Niswander was stellar after being brought in for an injured Jones in 2020, but the club also visited with Marquette King, and sources tell CBS Sports the Cowboys haven't ruled out a potential camp competition at punter that might include King. It appears Fassel is interested in short-term deals -- Zuerlein notwithstanding -- and competition, be it Niswander versus King or the former versus an unforeseen name that crops up this summer. That said, the Cowboys liked what they saw from him in the workout but not enough to pass over what they believed they could have in a less expensive Niswander.
The gamble paid off, considering Niswander played well and earned only $322,941 for his eight games of service.
King, however, can command the veteran minimum of a player with more than four but fewer than six accrued seasons, to the tune of $910,000. So, they instead rolled the dice and paid Niswander roughly three times less than what King would've cost, and were made to look smarter because of the decision. That doesn't mean Fassel isn't going to push Niswander in camp, though. He's entering a contract year and before the Cowboys commit to him beyond 2021, they want to dig in beyond the eight games he put on film. And that makes perfect sense, especially if it's only costing them pennies to do the evaluation.

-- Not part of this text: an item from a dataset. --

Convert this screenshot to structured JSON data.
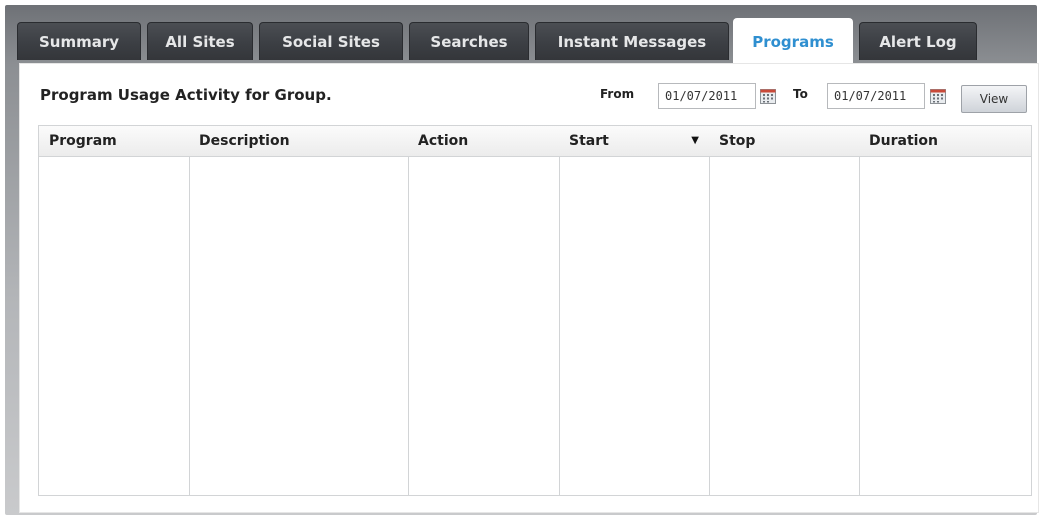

In the inaugural season of the special teams makeover, there were certainly hiccups for Fassel as he adjusted to an offseason-less season in Year 1, but there were good things put on film as well, including the now legendary "Watermelon Kick" that led to an improbable one-point victory against the Atlanta Falcons in Week 2. He's hoping to again level up the special teams unit in Dallas in Year 2, the man never known for being afraid to gamble having started 2021 doing just that. Time will tell if he walks away with more winnings, or if he comes up snake eyes on one of the aforementioned moves.
At minimum, he's earned the right to keep rolling the dice.